That powerful protest calls attention to racism, particularly through police brutality. It is highly patriotic to work toward ending those shameful practices. Though some have distorted the underlying message, the protests have largely worked. In the years since Colin Kaepernick first kneeled, Americans have developed a heightened sensitivity to racism and police brutality.

Of course, there are still many opponents of anthem kneeling. The demonstration causes a visceral reaction (which is also why it has been so effective). At this point, it’s hard to stand out among the critics of anthem kneeling who keep making the same, tired arguments.

Oklahoma state representative Sean Roberts found a way.

Roberts, via Oklahoma’s News 4:

“By kneeling during the playing of the national anthem, the NBA and its players are showing disrespect to the American flag and all it stands for. This anti-patriotic act makes clear the NBA’s support of the Black Lives Matter group and its goal of defunding our nation’s police, its ties to Marxism and its efforts to destroy nuclear families.

If the Oklahoma City Thunder leadership and players follow the current trend of the NBA by kneeling during the national anthem prior to Saturday’s game, perhaps we need to reexamine the significant tax benefits the State of Oklahoma granted the Oklahoma City Thunder organization when they came to Oklahoma.
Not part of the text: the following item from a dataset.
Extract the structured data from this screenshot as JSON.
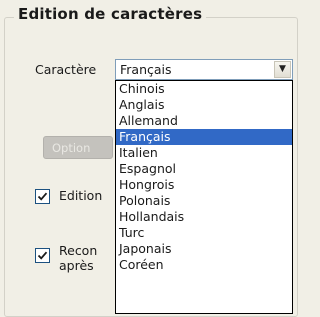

Through the Quality Jobs Act, the Thunder is still under contract to receive these tax breaks from our state until 2024.

Perhaps these funds would be better served in support of our police departments rather than giving tax breaks to an organization that supports defunding police and the dissolution of the American nuclear family.”

This is outrageous.

It’s outrageous that the Thunder get such a targeted tax break. The franchise is a private company that should succeed or fail based on its own merits. While it’s easy for NBA fans (like readers of this site) to get caught up in the league, professional basketball isn’t actually important for the greater good.

It’s outrageous that a company’s tax status could depend on how its employees exercise their freedom of expression. The First Amendment still exists.

Ultimately, Roberts almost certainly doesn’t have the power to do what he’s threatening. This is grandstanding for political gain. It gets Roberts into national headlines and little else. Mission accomplished, I guess.

So, Roberts builds a reputation as another big-government politician – someone who wants to use the heavy hand of government to dissuade free expression.